Why is this speech relevant for today? Precaution is warranted given the “pockets of increased risk-taking across the financial system,” noted Yellen. “Such an acceleration or broadening of these concerns could necessitate a more robust macroprudential approach.”

As such, market participants would be wise to monitor several of the factors consistent with increased risk-taking on the part of individuals and institutions, including:

Corporate bond spreads and expected volatility indicators, which have fallen to low levels in some asset markets, suggesting that some investors may underappreciate the potential for losses and volatility going forward.

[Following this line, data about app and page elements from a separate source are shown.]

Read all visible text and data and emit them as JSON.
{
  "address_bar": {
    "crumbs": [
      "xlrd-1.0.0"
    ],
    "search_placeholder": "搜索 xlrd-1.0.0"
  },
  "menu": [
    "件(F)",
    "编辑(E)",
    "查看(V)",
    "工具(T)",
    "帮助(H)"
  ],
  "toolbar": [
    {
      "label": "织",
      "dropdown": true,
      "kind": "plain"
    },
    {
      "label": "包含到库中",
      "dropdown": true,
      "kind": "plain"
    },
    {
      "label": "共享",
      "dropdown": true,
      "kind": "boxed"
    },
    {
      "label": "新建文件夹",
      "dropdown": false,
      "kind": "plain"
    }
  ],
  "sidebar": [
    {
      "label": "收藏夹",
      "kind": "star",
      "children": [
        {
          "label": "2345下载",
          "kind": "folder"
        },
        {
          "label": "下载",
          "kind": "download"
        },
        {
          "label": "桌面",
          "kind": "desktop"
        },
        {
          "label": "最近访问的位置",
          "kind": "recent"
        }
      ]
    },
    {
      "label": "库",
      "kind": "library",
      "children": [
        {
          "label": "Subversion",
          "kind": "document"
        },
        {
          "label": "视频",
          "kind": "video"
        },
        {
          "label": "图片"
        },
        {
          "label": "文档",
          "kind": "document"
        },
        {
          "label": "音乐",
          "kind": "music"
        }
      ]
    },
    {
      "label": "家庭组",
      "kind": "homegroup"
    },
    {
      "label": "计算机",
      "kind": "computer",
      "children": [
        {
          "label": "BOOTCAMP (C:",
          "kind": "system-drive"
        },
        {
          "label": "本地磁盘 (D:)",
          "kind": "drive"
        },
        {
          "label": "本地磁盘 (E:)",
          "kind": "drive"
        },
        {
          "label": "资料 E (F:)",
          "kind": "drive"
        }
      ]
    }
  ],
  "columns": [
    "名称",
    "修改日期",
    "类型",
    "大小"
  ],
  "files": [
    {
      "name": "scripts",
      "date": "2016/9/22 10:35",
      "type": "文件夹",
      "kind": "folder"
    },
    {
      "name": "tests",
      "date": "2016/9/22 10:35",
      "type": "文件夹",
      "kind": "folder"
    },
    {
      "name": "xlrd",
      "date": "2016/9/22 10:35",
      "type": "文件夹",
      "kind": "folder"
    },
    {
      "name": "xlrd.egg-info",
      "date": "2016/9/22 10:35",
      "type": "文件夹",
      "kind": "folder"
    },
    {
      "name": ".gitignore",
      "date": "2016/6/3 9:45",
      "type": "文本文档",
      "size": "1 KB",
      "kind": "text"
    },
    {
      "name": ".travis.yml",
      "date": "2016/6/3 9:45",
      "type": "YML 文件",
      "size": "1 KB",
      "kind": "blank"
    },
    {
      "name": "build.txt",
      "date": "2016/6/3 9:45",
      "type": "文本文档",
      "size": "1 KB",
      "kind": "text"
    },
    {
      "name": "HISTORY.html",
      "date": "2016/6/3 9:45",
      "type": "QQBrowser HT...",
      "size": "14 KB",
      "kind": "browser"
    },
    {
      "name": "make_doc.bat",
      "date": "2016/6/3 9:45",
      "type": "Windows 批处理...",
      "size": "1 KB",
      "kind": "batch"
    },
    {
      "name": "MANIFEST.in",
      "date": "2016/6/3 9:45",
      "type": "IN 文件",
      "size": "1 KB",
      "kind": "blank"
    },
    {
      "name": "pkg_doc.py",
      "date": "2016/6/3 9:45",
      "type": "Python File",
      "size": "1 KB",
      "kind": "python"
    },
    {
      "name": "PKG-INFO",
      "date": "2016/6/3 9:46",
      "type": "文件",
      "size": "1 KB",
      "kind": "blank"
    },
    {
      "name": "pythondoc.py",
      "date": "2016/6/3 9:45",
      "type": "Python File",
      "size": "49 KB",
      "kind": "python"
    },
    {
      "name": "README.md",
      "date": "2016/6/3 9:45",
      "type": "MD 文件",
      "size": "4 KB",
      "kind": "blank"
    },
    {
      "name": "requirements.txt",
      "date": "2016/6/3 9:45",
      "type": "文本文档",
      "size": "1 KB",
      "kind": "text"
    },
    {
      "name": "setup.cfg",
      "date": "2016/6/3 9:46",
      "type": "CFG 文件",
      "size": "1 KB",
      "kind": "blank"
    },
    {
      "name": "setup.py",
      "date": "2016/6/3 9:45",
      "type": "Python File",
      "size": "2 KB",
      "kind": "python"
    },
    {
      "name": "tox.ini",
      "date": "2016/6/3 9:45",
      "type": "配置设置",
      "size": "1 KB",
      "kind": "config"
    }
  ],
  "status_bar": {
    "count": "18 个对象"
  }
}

Terms and conditions in the leveraged-loan market, which have eased significantly (even as “to date, we do not see a systemic threat from leveraged lending, since broad measures of credit outstanding do not suggest that nonfinancial borrowers…are taking on excessive debt.”)

Access to credit, as credit provision could accelerate and borrower losses could rise unexpectedly sharply, with leverage and liquidity in the financial system deteriorating.

While we don’t see any near-term departure in the Fed’s policy, look for more open discourse on the degree of financial markets risk; Yellen is hoping that like herself, other policymakers will “clearly and consistently communicate their views on the stability of the financial system and how those views are influencing the stance of monetary policy.”